Bidgood, Jess. "Hopes for a Fish Revival As a Dam Is Demolished." New York Times26 July 2013:
A11(L). Opposing Viewpoints in Context. Web. 17 Nov. 2014.

http://uk-air.defra.gov.uk/air-pollution/effects?view=short-term

Kidd, J.S. and Renee Kidd. “Acid Rain” Air Pollution. Ed. Chelsea House. New York: Chesea House
Publishers, 2006. 75-83. Print

Shammas, Nazih.K. Wang, Lawrence. K. Hung-Yung-Tse. “Primary and Secondary Pollution”
Handbook of Environment and Waste Management: Air and Water Pollution Control. Ed.
Yung Tse-Hung, Lawrence K. Wang.
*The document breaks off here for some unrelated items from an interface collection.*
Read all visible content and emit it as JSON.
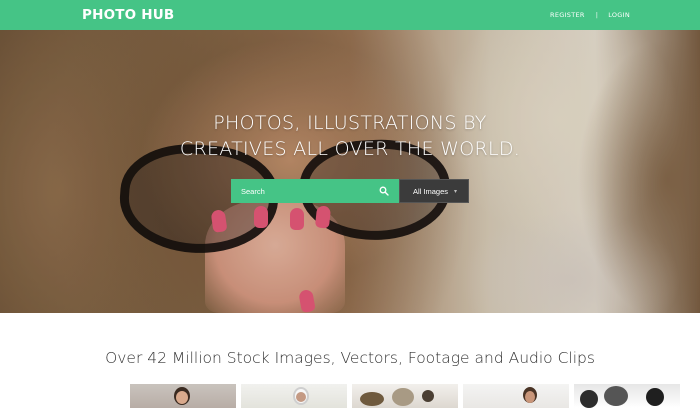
{
  "header": {
    "logo": "PHOTO HUB",
    "nav": {
      "register": "REGISTER",
      "separator": "|",
      "login": "LOGIN"
    }
  },
  "hero": {
    "title_line1": "PHOTOS, ILLUSTRATIONS BY",
    "title_line2": "CREATIVES ALL OVER THE WORLD.",
    "search": {
      "placeholder": "Search",
      "category": "All Images"
    }
  },
  "stats": {
    "heading": "Over 42 Million Stock Images, Vectors, Footage and Audio Clips"
  },
  "colors": {
    "accent": "#45c486",
    "dropdown_bg": "#3b3b3b",
    "heading_text": "#333333"
  },
  "icons": {
    "search": "search-icon",
    "dropdown": "chevron-down-icon"
  }
}
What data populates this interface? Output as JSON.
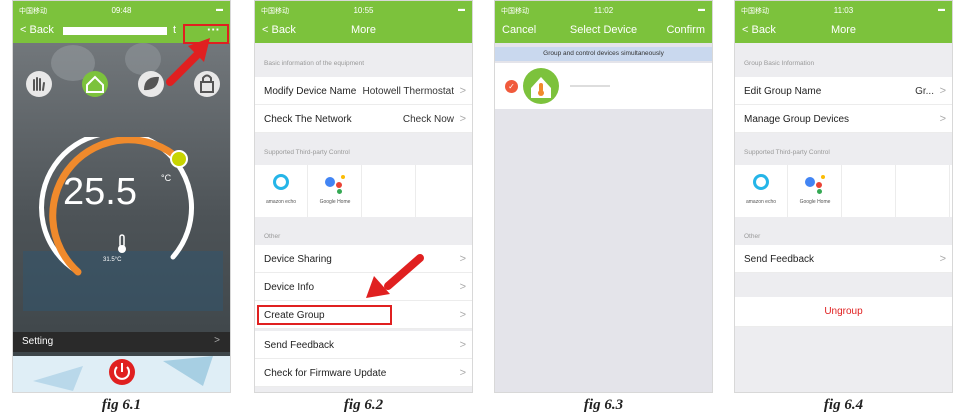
{
  "phone1": {
    "carrier": "中国移动",
    "time": "09:48",
    "back": "< Back",
    "title_suffix": "t",
    "more_label": "···",
    "temp": "25.5",
    "unit": "°C",
    "room_temp": "31.5°C",
    "setting": "Setting",
    "setting_chev": ">",
    "caption": "fig 6.1"
  },
  "phone2": {
    "carrier": "中国移动",
    "time": "10:55",
    "back": "< Back",
    "title": "More",
    "sec_basic": "Basic information of the equipment",
    "modify_label": "Modify Device Name",
    "modify_value": "Hotowell Thermostat",
    "network_label": "Check The Network",
    "network_value": "Check Now",
    "sec_third": "Supported Third-party Control",
    "echo_label": "amazon echo",
    "google_label": "Google Home",
    "sec_other": "Other",
    "items": [
      "Device Sharing",
      "Device Info",
      "Create Group",
      "Send Feedback",
      "Check for Firmware Update"
    ],
    "chev": ">",
    "caption": "fig 6.2"
  },
  "phone3": {
    "carrier": "中国移动",
    "time": "11:02",
    "cancel": "Cancel",
    "title": "Select Device",
    "confirm": "Confirm",
    "banner": "Group and control devices simultaneously",
    "check": "✓",
    "caption": "fig 6.3"
  },
  "phone4": {
    "carrier": "中国移动",
    "time": "11:03",
    "back": "< Back",
    "title": "More",
    "sec_basic": "Group Basic Information",
    "edit_label": "Edit Group Name",
    "edit_value": "Gr...",
    "manage_label": "Manage Group Devices",
    "sec_third": "Supported Third-party Control",
    "echo_label": "amazon echo",
    "google_label": "Google Home",
    "sec_other": "Other",
    "feedback": "Send Feedback",
    "ungroup": "Ungroup",
    "chev": ">",
    "caption": "fig 6.4"
  },
  "colors": {
    "green": "#7cc23c",
    "orange": "#f08a2c",
    "red": "#e02020",
    "banner": "#c9d8ee"
  },
  "icons": [
    "hand-icon",
    "home-icon",
    "leaf-icon",
    "lock-icon",
    "power-icon",
    "thermometer-icon",
    "arrow-icon"
  ]
}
Nizah K. Shammas 2010. 906. Print

Wald, Matthew L. "Power Plants Try Burning Wood With Coal to Cut Carbon Emissions." New York
Times 4 Nov. 2013: B3(L). Opposing Viewpoints in Context. Web. 17 Nov. 2014.